Meanwhile, proponents of the new laws simply argue that the farmers and those supporting them are being misled by propagandists. That view not only insults the dignity of those risking their lives on the highways of Delhi; it also ignores the reality of the Indian economy.
And it ignores the fundamental question the ruling party hasn't answered to anyone's satisfaction: Why weren't provisions built into the laws that would have left farmers feeling protected, thereby paving a middle path that could satisfy all sides? In a functioning democracy, these conversations would have happened during the legislative process, making protests after the laws were passed unnecessary.
But under the right-wing BJP, led by Prime Minister Narendra Modi, India's democracy is hurtling toward dysfunction.
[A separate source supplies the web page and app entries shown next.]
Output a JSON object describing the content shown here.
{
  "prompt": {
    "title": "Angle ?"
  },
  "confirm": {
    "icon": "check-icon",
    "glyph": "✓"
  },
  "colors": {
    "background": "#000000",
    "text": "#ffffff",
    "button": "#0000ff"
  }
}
The BJP's increasingly authoritarian bent is blatantly on display in how it has reacted to the largely peaceful farmer protests.
The new agricultural laws were rammed through Parliament during the pandemic without allowing for regular parliamentary procedure and without consulting even a single farmers organization — undermining their perceived legitimacy.
Implementing drastic policy changes without regard for democratic process is, however, the new norm in the Modi government. For instance, in a surprise announcement in 2016, the government abruptly suspended the use of major cash currency. This demonetization broke the back of the Indian economy overnight, with catastrophic results: National GDP growth fell by 13 percent, with the poor bearing the brunt.
This government has already shown a willingness to unilaterally enact sweeping policy changes that expose its most vulnerable people to potential disaster — an approach to governing that is as arrogant as it is cavalier. It isn't an approach designed to engender trust among its constituents.
The BJP's increasingly authoritarian bent is blatantly on display in how it has reacted to the largely peaceful farmer protests. The police beat protesters while they slept on the streets, and right-wing nationalists have used violence to disrupt protest sites. The government suspended internet access for millions of people, and it has cut off electricity and bathroom access for protest camps. Journalists like Mandeep Punia are being picked up and detained. Protestors like Nodeep Kaur are reported to have been tortured and sexually assaulted in jail. National media outlets — many of which have close ties to the government and are owned by the corporations that control so much else in the economy — do little to shine light on these activities.
Why weren't provisions built into the laws that would have left farmers feeling protected, thereby paving a middle path that could satisfy all sides?
Even Twitter has bowed to government pressure by suspending the accounts of journalists, protesters, sympathizers and opposition politicians; while some of these accounts were later restored, Twitter permanently suspended 500 accounts just last week after facing threats from the Modi government. The violent and sexualized threats against Rihanna, Greta Thunberg and Meena Harris for their online statements of support for the farmers reflect a pattern that emerges any time Modi's government is challenged.
The government wants farmers to trust in its benevolence when it designs laws without their input to supposedly benefit them, but it undermines this trust by repressing their dissent to those laws with indifferent cruelty.
There's no doubt that improving farmers' economic fortunes requires liberalizing the agricultural sector and allowing the free market to play more of a central role. But changing how the entirety of Indian agriculture is organized must be done thoughtfully and democratically — and in a way that recognizes that the supply side of the market is made up of human beings.